Your Brain On Flagyl
Feel like your world is spinning? Having trouble focusing? Your metronidazole treatment might be to blame. Flagyl can penetrate the blood-brain barrier and is known to cause central nervous system (CNS) side effects that can worsen with high doses. Common ones include:
- Irritability, dizziness, or confusion
- Difficulty sleeping
- Tremors or shakiness
- Peripheral neuropathy (tingling or painful sensations in the hands or feet)
Kill the Bacterial: Get a Yeast Infection
Antibiotics can frequently lead to unpleasant yeast (candida) infections. Women may get an itchy, vaginal yeast infection. Antibiotics kill off the “good” bacteria as well as bacteria causing your infection, which alters the balance of yeast in the vagina. Although a yeast infection is annoying and can be uncomfortable, it's easy to treat. Visit your pharmacy for 7-day, 3-day or even 1-day vaginal suppository or cream treatment options.
Common brands include Monistat (miconazole) or Gyne-Lotrimin (clotrimazole). If these treatments aren't effective, see your doctor for a higher prescription strength. Plus, if this is your first yeast infection after a course of antibiotics, check with your doctor to be sure it's not a more serious problem. And don't get confused; even though metronidazole ends in "azole", it will not treat any fungal or yeast infection.
Changes in Urine Color
It can be shocking to see your urine color change to a dark or reddish-brown color when taking metronidazole (Flagyl).
But never fear, this pigment change is due to a metabolite of metronidazole that occurs when it's broken down in your body for elimination through your kidneys, so it's nothing to be concerned about.
In fact, many other medications -- including rifampin, sulfasalazine, and propofol -- can change the color of urine; it's not uncommon. Your urine should change back to it's normal color a day or two after you stop treatment.

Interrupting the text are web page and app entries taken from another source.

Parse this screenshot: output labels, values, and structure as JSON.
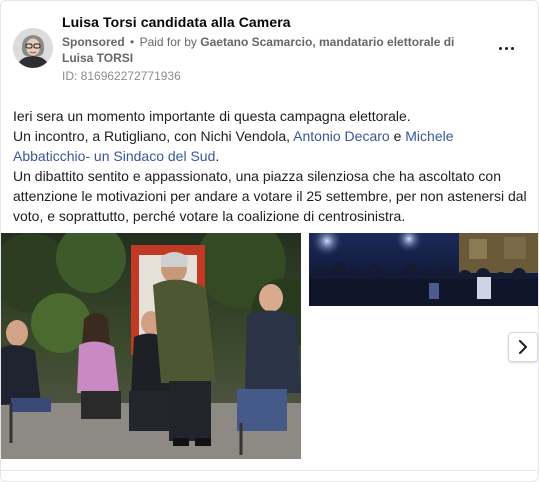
{
  "post": {
    "page_name": "Luisa Torsi candidata alla Camera",
    "sponsored_label": "Sponsored",
    "separator": "•",
    "paid_for_prefix": "Paid for by",
    "paid_for_name": "Gaetano Scamarcio, mandatario elettorale di Luisa TORSI",
    "library_id": "ID: 816962272771936",
    "text": {
      "line1": "Ieri sera un momento importante di questa campagna elettorale.",
      "line2_a": "Un incontro, a Rutigliano, con Nichi Vendola, ",
      "line2_link1": "Antonio Decaro",
      "line2_b": " e ",
      "line2_link2": "Michele Abbaticchio- un Sindaco del Sud",
      "line2_c": ".",
      "line3": "Un dibattito sentito e appassionato, una piazza silenziosa che ha ascoltato con attenzione le motivazioni per andare a votare il 25 settembre, per non astenersi dal voto, e soprattutto, perché votare la coalizione di centrosinistra."
    }
  },
  "media": {
    "image_count": 2,
    "next_button_icon": "chevron-right-icon"
  },
  "colors": {
    "link": "#385898",
    "meta": "#65676b",
    "text": "#1c1e21"
  }
}
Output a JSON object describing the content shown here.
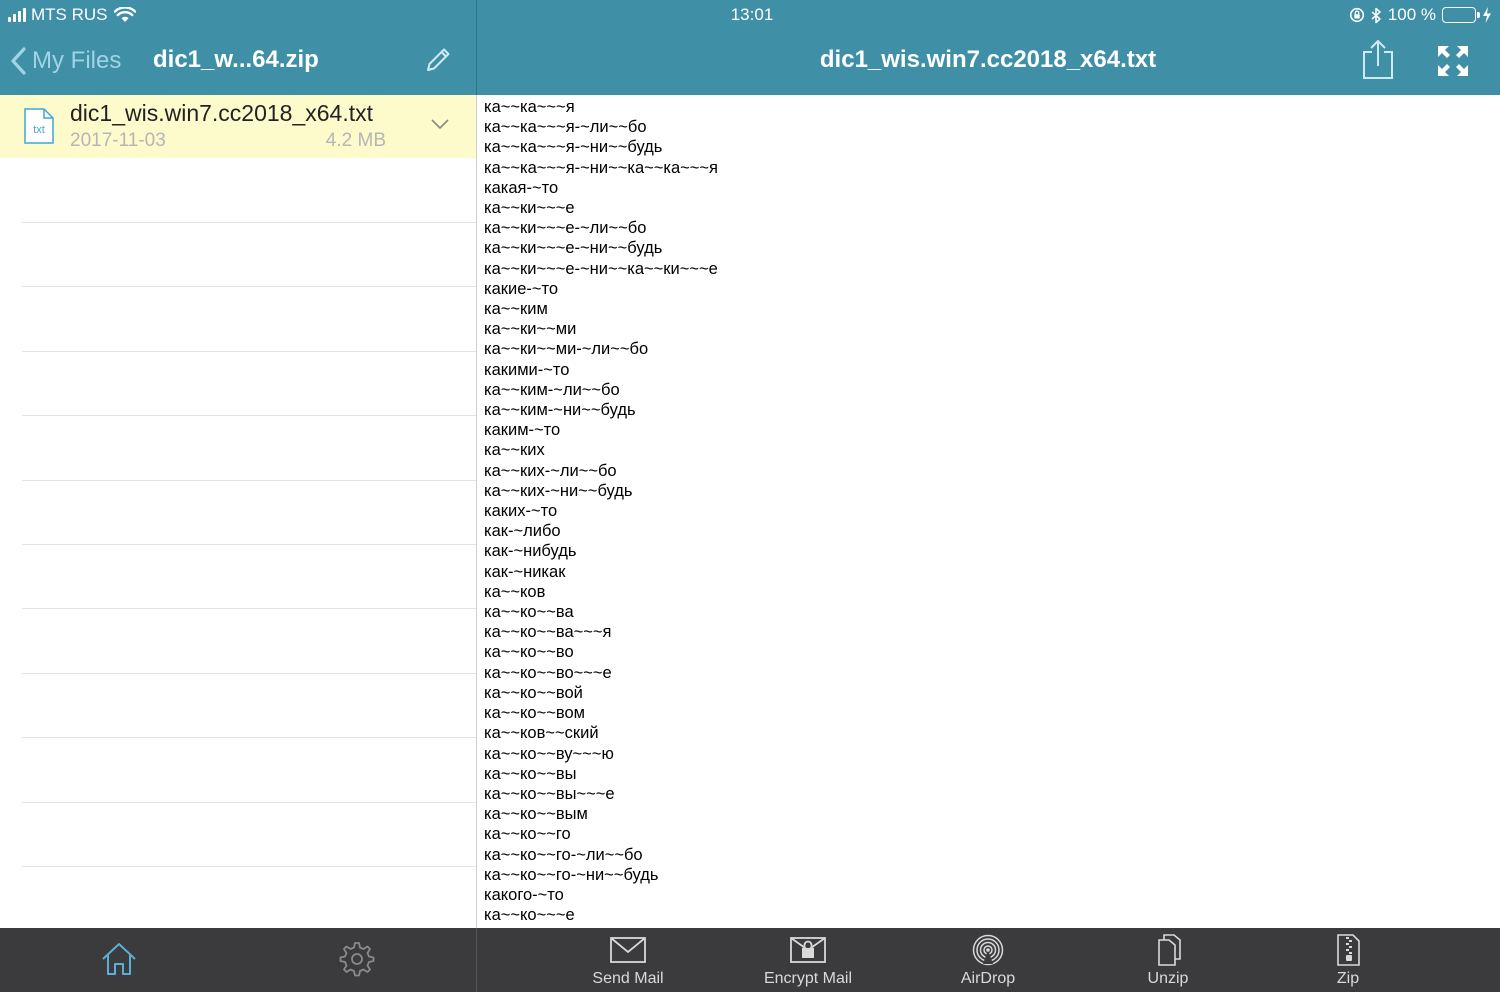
{
  "status": {
    "carrier": "MTS RUS",
    "time": "13:01",
    "battery": "100 %"
  },
  "nav": {
    "back_label": "My Files",
    "archive_title": "dic1_w...64.zip",
    "file_title": "dic1_wis.win7.cc2018_x64.txt"
  },
  "file": {
    "name": "dic1_wis.win7.cc2018_x64.txt",
    "date": "2017-11-03",
    "size": "4.2 MB",
    "icon_text": "txt"
  },
  "content": {
    "lines": [
      "ка~~ка~~~я",
      "ка~~ка~~~я-~ли~~бо",
      "ка~~ка~~~я-~ни~~будь",
      "ка~~ка~~~я-~ни~~ка~~ка~~~я",
      "какая-~то",
      "ка~~ки~~~е",
      "ка~~ки~~~е-~ли~~бо",
      "ка~~ки~~~е-~ни~~будь",
      "ка~~ки~~~е-~ни~~ка~~ки~~~е",
      "какие-~то",
      "ка~~ким",
      "ка~~ки~~ми",
      "ка~~ки~~ми-~ли~~бо",
      "какими-~то",
      "ка~~ким-~ли~~бо",
      "ка~~ким-~ни~~будь",
      "каким-~то",
      "ка~~ких",
      "ка~~ких-~ли~~бо",
      "ка~~ких-~ни~~будь",
      "каких-~то",
      "как-~либо",
      "как-~нибудь",
      "как-~никак",
      "ка~~ков",
      "ка~~ко~~ва",
      "ка~~ко~~ва~~~я",
      "ка~~ко~~во",
      "ка~~ко~~во~~~е",
      "ка~~ко~~вой",
      "ка~~ко~~вом",
      "ка~~ков~~ский",
      "ка~~ко~~ву~~~ю",
      "ка~~ко~~вы",
      "ка~~ко~~вы~~~е",
      "ка~~ко~~вым",
      "ка~~ко~~го",
      "ка~~ко~~го-~ли~~бо",
      "ка~~ко~~го-~ни~~будь",
      "какого-~то",
      "ка~~ко~~~е"
    ]
  },
  "toolbar": {
    "send_mail": "Send Mail",
    "encrypt_mail": "Encrypt Mail",
    "airdrop": "AirDrop",
    "unzip": "Unzip",
    "zip": "Zip"
  },
  "colors": {
    "nav_bar": "#3f90a6",
    "back_link": "#9fd3e5",
    "selected_row": "#fdfacb",
    "bottom_bar": "#3b3b3d",
    "tab_active": "#5ab0d6",
    "battery_fill": "#4cd964"
  },
  "icons": {
    "back": "chevron-left-icon",
    "edit": "pencil-icon",
    "share": "share-icon",
    "fullscreen": "expand-icon",
    "home": "home-icon",
    "settings": "gear-icon",
    "send_mail": "envelope-icon",
    "encrypt_mail": "lock-envelope-icon",
    "airdrop": "airdrop-icon",
    "unzip": "unzip-icon",
    "zip": "zip-icon"
  }
}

Flagyl's Too Hard to Tolerate: Can't I Just Stop It?
Be sure to take metronidazole for the full course of antibiotic treatment that your doctor prescribes. The side effects may be somewhat difficult, but a recurring infection if you stop therapy can be serious. If you simply cannot tolerate the side effects, speak with your health care provider about what other options you might have. Also, don't ever share this medication with anyone - it's very specific for the types of infections it treats and may be harmful if taken by someone else without a doctor's okay. It has no action on viral infections like a cough, cold, or the flu.
What are your thoughts on metronidazole?
- If you took metronidazole (Flagyl), were you able to tolerate it?
- Which side effects did you experience?
- Would you take metronidazole again, if recommended by your doctor?
Finished: Flagyl Side Effects and What You Can Do About Them
- Johnson M. Metronidazole: An Overview. May 31, 2016. Accessed May 18, 2017 at https://www.uptodate.com/contents/metronidazole-an-overview
- Hempel S, Newberry SJ, Maher AR, et al. Probiotics for the prevention and treatment of antibiotic-associated diarrhea: a systematic review and meta-analysis. JAMA 2012; 307:1959–1669.
- PubMed Health. Metronidazole. Accessed May 17, 2017 at https://www.ncbi.nlm.nih.gov/pubmedhealth/PMHT0001181/
- Kusumi RK, Plouffe JF, Wyatt RH, Fass RJ. Central nervous system toxicity associated with metronidazole therapy. Ann Intern Med 1980; 93:59.